With falling demand, residential construction shows signs of slowdown, with dwelling starts falling by 11% to 2,525 units in 2018 from a year earlier, according to Statistics Iceland. Though completions remain strong – rising by 30.3% y-o-y to 2,303 units in 2018.

iceland house prices
House price increases are expected to slow further during the remainder of the year, amidst worsening economic conditions, based on a 2019 report by Arion Research.

“We forecast minor nominal housing price increases throughout the forecast period, but the rate of increase will slow down as time goes on,” said Arion Research. “Real prices will fall as soon as this year as inflation continues to climb.”


Analysis of Iceland Residential Property Market »

Taxes and Costs

Rental income taxes are moderate in Iceland
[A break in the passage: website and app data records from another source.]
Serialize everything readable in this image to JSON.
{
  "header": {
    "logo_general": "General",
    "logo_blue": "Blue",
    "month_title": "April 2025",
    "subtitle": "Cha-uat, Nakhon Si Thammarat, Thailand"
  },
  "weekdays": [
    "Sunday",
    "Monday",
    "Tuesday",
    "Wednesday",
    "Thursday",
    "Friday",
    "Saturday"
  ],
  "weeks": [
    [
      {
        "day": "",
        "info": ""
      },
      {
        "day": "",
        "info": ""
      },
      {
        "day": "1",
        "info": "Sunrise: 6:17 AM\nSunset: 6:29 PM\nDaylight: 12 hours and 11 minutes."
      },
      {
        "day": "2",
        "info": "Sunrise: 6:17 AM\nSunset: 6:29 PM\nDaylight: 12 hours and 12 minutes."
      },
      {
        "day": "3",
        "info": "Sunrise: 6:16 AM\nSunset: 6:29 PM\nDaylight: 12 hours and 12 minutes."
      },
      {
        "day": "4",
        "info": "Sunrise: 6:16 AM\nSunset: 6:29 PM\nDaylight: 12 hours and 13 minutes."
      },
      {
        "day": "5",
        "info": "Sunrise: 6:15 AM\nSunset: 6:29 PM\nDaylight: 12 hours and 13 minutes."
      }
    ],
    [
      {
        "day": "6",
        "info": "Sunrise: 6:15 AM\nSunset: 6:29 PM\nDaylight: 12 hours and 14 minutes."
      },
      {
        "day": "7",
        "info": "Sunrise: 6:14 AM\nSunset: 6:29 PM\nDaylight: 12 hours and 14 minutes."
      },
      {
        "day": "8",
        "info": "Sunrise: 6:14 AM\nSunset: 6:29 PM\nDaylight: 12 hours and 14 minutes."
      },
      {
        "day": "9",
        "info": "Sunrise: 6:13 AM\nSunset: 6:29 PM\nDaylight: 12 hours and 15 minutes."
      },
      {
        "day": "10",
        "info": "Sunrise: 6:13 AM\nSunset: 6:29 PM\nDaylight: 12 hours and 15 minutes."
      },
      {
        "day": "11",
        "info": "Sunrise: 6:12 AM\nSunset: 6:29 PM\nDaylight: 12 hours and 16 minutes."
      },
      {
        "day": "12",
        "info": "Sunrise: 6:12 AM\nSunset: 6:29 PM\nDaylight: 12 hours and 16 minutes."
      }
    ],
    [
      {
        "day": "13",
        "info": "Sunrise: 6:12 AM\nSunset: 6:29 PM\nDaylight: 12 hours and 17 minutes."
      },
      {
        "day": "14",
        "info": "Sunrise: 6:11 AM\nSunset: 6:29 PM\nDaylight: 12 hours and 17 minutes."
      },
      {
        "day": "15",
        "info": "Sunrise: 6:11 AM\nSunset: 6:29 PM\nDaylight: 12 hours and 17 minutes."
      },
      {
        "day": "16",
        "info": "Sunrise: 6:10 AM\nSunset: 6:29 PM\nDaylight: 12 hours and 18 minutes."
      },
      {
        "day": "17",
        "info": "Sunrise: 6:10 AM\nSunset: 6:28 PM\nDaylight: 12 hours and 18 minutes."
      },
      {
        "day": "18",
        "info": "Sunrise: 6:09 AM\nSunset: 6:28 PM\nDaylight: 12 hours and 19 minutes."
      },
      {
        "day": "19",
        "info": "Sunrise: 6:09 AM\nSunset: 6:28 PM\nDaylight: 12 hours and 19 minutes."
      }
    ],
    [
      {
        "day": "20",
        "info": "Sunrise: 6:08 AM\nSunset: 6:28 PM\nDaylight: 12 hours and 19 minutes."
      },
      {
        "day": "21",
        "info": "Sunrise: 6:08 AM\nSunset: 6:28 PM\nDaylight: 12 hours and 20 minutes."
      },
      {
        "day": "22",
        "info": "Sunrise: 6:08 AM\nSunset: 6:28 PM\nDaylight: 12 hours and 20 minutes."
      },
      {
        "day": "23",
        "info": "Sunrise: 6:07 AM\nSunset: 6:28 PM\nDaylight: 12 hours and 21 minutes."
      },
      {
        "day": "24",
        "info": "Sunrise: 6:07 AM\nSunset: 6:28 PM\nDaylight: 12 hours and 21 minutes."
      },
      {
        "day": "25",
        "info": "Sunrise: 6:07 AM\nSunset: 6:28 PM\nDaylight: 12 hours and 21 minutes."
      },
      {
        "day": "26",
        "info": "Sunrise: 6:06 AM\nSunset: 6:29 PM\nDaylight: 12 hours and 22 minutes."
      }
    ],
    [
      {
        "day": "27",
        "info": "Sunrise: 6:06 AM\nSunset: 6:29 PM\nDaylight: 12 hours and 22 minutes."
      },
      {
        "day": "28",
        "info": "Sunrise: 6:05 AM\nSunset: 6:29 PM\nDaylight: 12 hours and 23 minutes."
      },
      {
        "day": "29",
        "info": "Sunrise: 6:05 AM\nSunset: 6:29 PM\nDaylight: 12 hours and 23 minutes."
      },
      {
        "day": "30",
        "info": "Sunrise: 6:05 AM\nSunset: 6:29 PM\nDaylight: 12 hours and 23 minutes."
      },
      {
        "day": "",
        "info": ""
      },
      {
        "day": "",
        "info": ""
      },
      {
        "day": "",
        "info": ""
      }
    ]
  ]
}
Rental Income: Nonresidents earning rental income are taxed at a flat rate of 22%. Only 50% of the gross rent is taxable for income earned from leasing residential properties.

Capital Gains: Capital gains are taxed either as business income.

Inheritance: Inheritance, tax is imposed on the share of the beneficiary at 10%, with an exemption for the first ISK1,500,000 (€10,490) of the share.

Residents: Residents are taxed on their worldwide income.

Read Taxes and Costs »

Buying Guide

Very low transaction costs in Iceland

Round-trip transaction costs are very minimal from 2.40% to 3.40%. The buyer shoulders all costs when buying property, which include real estate agent's fee, stamp duty, and registration fee.

Read Buying Guide »

ECONOMIC GROWTH

Economy slowing sharply, but public finances improving

In 2018, Iceland’s economy grew by a robust 4.6%, following expansions of 4.6% in 2017, 6.6% in 2016 and 4.7% in 2015. However Statistics Iceland now predicts an economic contraction of 0.2% this year. Private consumption is projected to increase by a modest 2.4% this year while exports and investment will fall by 2.5% and 5.7%, respectively. The Central Bank of Iceland is even more pessimistic, projecting a 0.4% economic decline.

From 2004 to 2007, Iceland’s average GDP growth was 7.2% annually, partly because the banking sector went on an ill-advised global lending binge.

However during the global crisis, three of Iceland’s largest banks-Glitnir, Landsbanki, and Kaupthing-collapsed, defaulting on US$85 billion of debts in 2008. GDP contracted by 6.8% in 2009 and by another 3.4% in 2010, according to the IMF. Iceland’s external debt ballooned to ISK14.88 trillion (US$119.6 billion) in 2008, up 99% from a year earlier. It further rose to ISK15.21 trillion (US$122.3 billion) in 2009.

Iceland Unemployment
External debt started to fall again in 2010, as the economy recovered. By Q1 2019, the country’s external debt was just ISK2.33 trillion (US$18.7 billion), according to the Central Bank of Iceland.

In 2018, the Icelandic government recorded a budget surplus of 1.1% of GDP, its third consecutive year of surplus.

The Icelandic krona keeps falling in value. By July 2019, it had lost about 14.6% of its value against the US dollar, with the monthly average exchange rate at ISK 124.662 = US$ 1. The krona also depreciated by about 11% against the euro, with the exchange rate at ISK 139.772 = EUR 1 in July 2019.

Iceland inflation rate
This partly offsets the 38% increase in the value of krona against the US dollar and 21% against the euro from March 2015 to March 2018.

Nationwide inflation stood at 3.1% in July 2019.

In July 2019, the seasonally-adjusted unemployment rate rose to 3.1%, up from 2.5% a year earlier and 1.8% two years ago, according to Statistics Iceland.

With a population of only 348,000 in 2018, Iceland is one of the wealthiest and most developed countries in the world. GDP per capita was US$74,278 in 2018, according to the IMF. This small country has also low taxes compared to other OECD countries. The economy is heavily dependent on fishing, which provides 40% of export revenues and employs 7% of the workforce. However in recent years, the country diversified into manufacturing and service industries - most notably, tourism.